For those not in the know (So that's everyone outside Iceland, along with the inhabitants of Reykjavik then), the Rúntur is a pasttime found in pretty much every town around Iceland. It literally translates as "Round Tour" and is just that. It's a chance to go out for a drive with (or without) your mates, around town. BUT there are many rules that need to be followed. (And as a foreigner I know I have no chance picking them all up so please correct me if i'm wrong). By the way in my opinion the best Rúntur is in Stykkishólmur, but i'm only a beginner so am willing to accept if there is a better one.

The Rúntur Rules:

1. You must drive the correct Rúntur route (although you will never find these in the Lonely Planet)
2. You must drive the Rúntur route in the correct direction (obviously! duh!)
3. Any car is acceptable on the Rúntur, although non 4x4 and older "used" cars are more appropriate.
4. You must drive around town at just a few km/hr below the speed limit. Afterall where are you actually going? And have you seen the price of fuel here??!
5. Speeding/skidding/handbrake turns have no place on the Rúntur. You're confusing the pastime with "Cruising" which is very different.
6. The Rúntur route will pass through (not past) a nominated petrol station, and you are expected to drop in regularly to buy diet coke (and petrol as you'll need plenty of that for a long "Rúnt")
7. It is customary to have a good look at all other Rúnter's as they drive past, particularly non-regulars.
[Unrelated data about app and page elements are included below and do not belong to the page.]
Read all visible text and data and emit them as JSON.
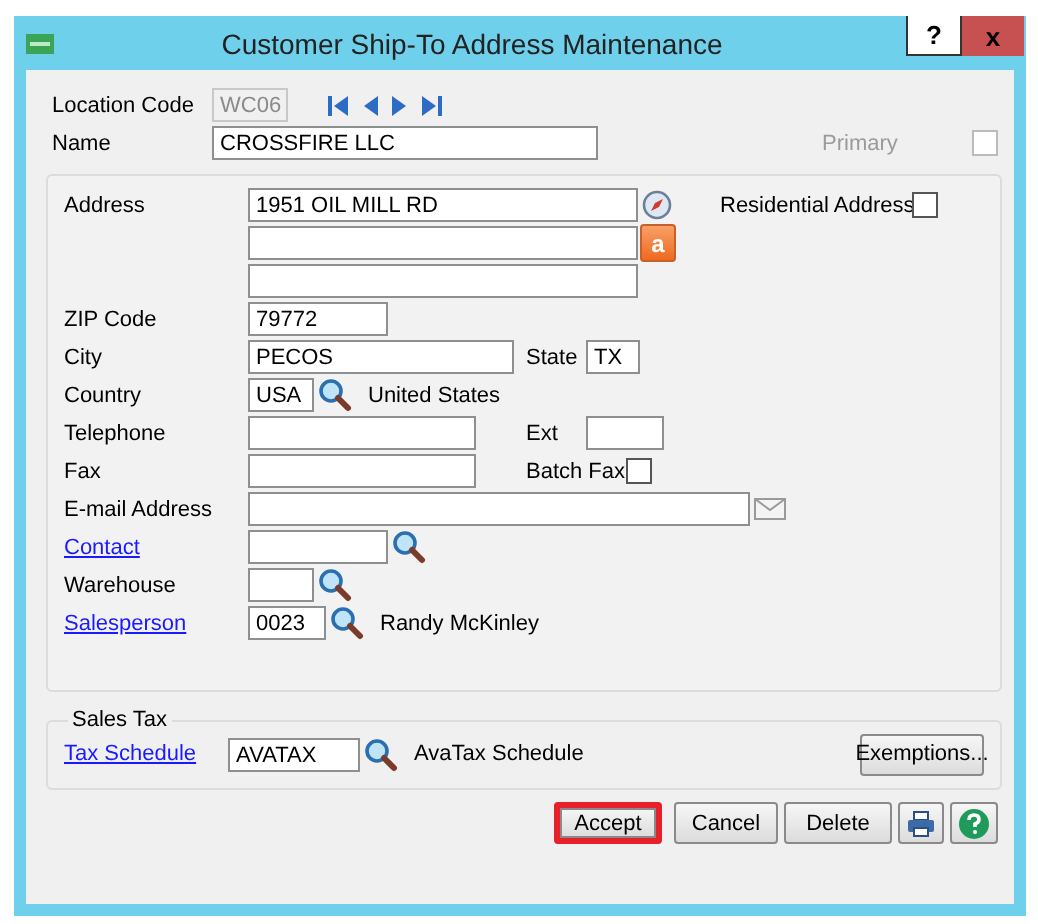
{
  "window": {
    "title": "Customer Ship-To Address Maintenance",
    "help": "?",
    "close": "x"
  },
  "header": {
    "location_code": {
      "label": "Location Code",
      "value": "WC06",
      "disabled": true
    },
    "name": {
      "label": "Name",
      "value": "CROSSFIRE LLC"
    },
    "primary": {
      "label": "Primary",
      "checked": false,
      "disabled": true
    }
  },
  "address_section": {
    "address": {
      "label": "Address",
      "line_1": "1951 OIL MILL RD"
    },
    "avatax_button": {
      "glyph": "a"
    },
    "residential": {
      "label": "Residential Address",
      "checked": false
    },
    "zip": {
      "label": "ZIP Code",
      "value": "79772"
    },
    "city": {
      "label": "City",
      "value": "PECOS"
    },
    "state": {
      "label": "State",
      "value": "TX"
    },
    "country": {
      "label": "Country",
      "value": "USA",
      "description": "United States"
    },
    "telephone": {
      "label": "Telephone"
    },
    "ext": {
      "label": "Ext"
    },
    "fax": {
      "label": "Fax"
    },
    "batch_fax": {
      "label": "Batch Fax",
      "checked": false
    },
    "email": {
      "label": "E-mail Address"
    },
    "contact": {
      "label": "Contact",
      "link": true
    },
    "warehouse": {
      "label": "Warehouse",
      "link": false
    },
    "salesperson": {
      "label": "Salesperson",
      "link": true,
      "value": "0023",
      "description": "Randy McKinley"
    }
  },
  "sales_tax": {
    "title": "Sales Tax",
    "schedule": {
      "label": "Tax Schedule",
      "link": true,
      "value": "AVATAX",
      "description": "AvaTax Schedule"
    },
    "exemptions_button": "Exemptions..."
  },
  "buttons": [
    {
      "label": "Accept",
      "highlighted": true
    },
    {
      "label": "Cancel",
      "highlighted": false
    },
    {
      "label": "Delete",
      "highlighted": false
    }
  ]
}
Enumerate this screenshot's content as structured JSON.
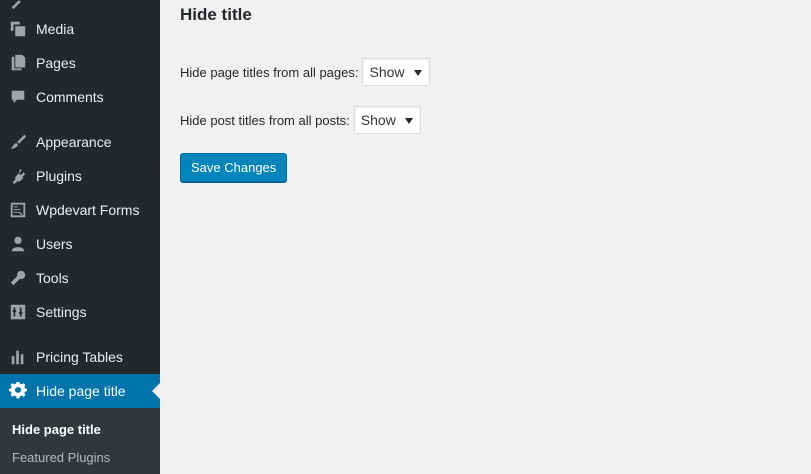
{
  "sidebar": {
    "items": [
      {
        "label": "",
        "icon": "tool-icon"
      },
      {
        "label": "Media",
        "icon": "media-icon"
      },
      {
        "label": "Pages",
        "icon": "pages-icon"
      },
      {
        "label": "Comments",
        "icon": "comments-icon"
      },
      {
        "label": "Appearance",
        "icon": "paintbrush-icon"
      },
      {
        "label": "Plugins",
        "icon": "plug-icon"
      },
      {
        "label": "Wpdevart Forms",
        "icon": "form-icon"
      },
      {
        "label": "Users",
        "icon": "user-icon"
      },
      {
        "label": "Tools",
        "icon": "wrench-icon"
      },
      {
        "label": "Settings",
        "icon": "settings-icon"
      },
      {
        "label": "Pricing Tables",
        "icon": "bar-chart-icon"
      },
      {
        "label": "Hide page title",
        "icon": "gear-icon",
        "current": true
      }
    ],
    "submenu": [
      {
        "label": "Hide page title",
        "active": true
      },
      {
        "label": "Featured Plugins",
        "active": false
      }
    ]
  },
  "main": {
    "title": "Hide title",
    "fields": [
      {
        "label": "Hide page titles from all pages:",
        "value": "Show"
      },
      {
        "label": "Hide post titles from all posts:",
        "value": "Show"
      }
    ],
    "save_label": "Save Changes"
  },
  "colors": {
    "sidebar_bg": "#23282d",
    "current_menu_bg": "#0073aa",
    "button_bg": "#0085ba",
    "page_bg": "#f1f1f1"
  }
}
This is actually a sign of acceptance on the Rúntur and should be followed up by a stare back. Note: driver and all passengers must join in with this.
8. If you want to stop for a chat with fellow Rúnters, there will be a nominated carpark on route in addition to the petrol station, although some towns merge the two together. Here you can park up, BUT it is important to park ACROSS the parking spaces diagonally. There will be lots and lots of spaces available so it's not a problem, and then everyone knows you're up for a chat.
9. Loud music is frowned upon. So long as it stays within the car it's ok, but any bass pollution around the town will get the crime starved police on your back, so it's not recommended.
10. Rúntur driving may take place at any time, but is generally frequented from mid to late evening as a way to kill time before the bars get active. It's also a useful tactic to stay away from the bar as long as possible to avoid the Kr600+ drinks. Some prefer not to enter the bars at all to get the full Rúntur experience.

Note: DON'T try to start up a Rúntur in Reykjavik. They'll just think you're from the countryside.

Iceland's secret?

Good old OPAL! Iceland's secret. The photo on the left is the green "lightweight" version so you should try the red label version :) They're made of gum Arabic, menthol, liquorice and eucalyptus oil, and as far as i can tell are designed to get children drunk!*

Maybe I should explain?

Ok! As a local sweet, children are encouraged to eat them over imported sweets from the likes of Cadbury's and Nestle. They're a bit of an acquired taste, but soon you'll like them. Now here's the best part. There's an alcoholic drink called......OPAL! (With the same branding) And lucky for the company that makes them, all the children grow up and have already acquired the taste for the drink. Clever eh?!

*Ok children when they grow up, but that's not so interesting to say :)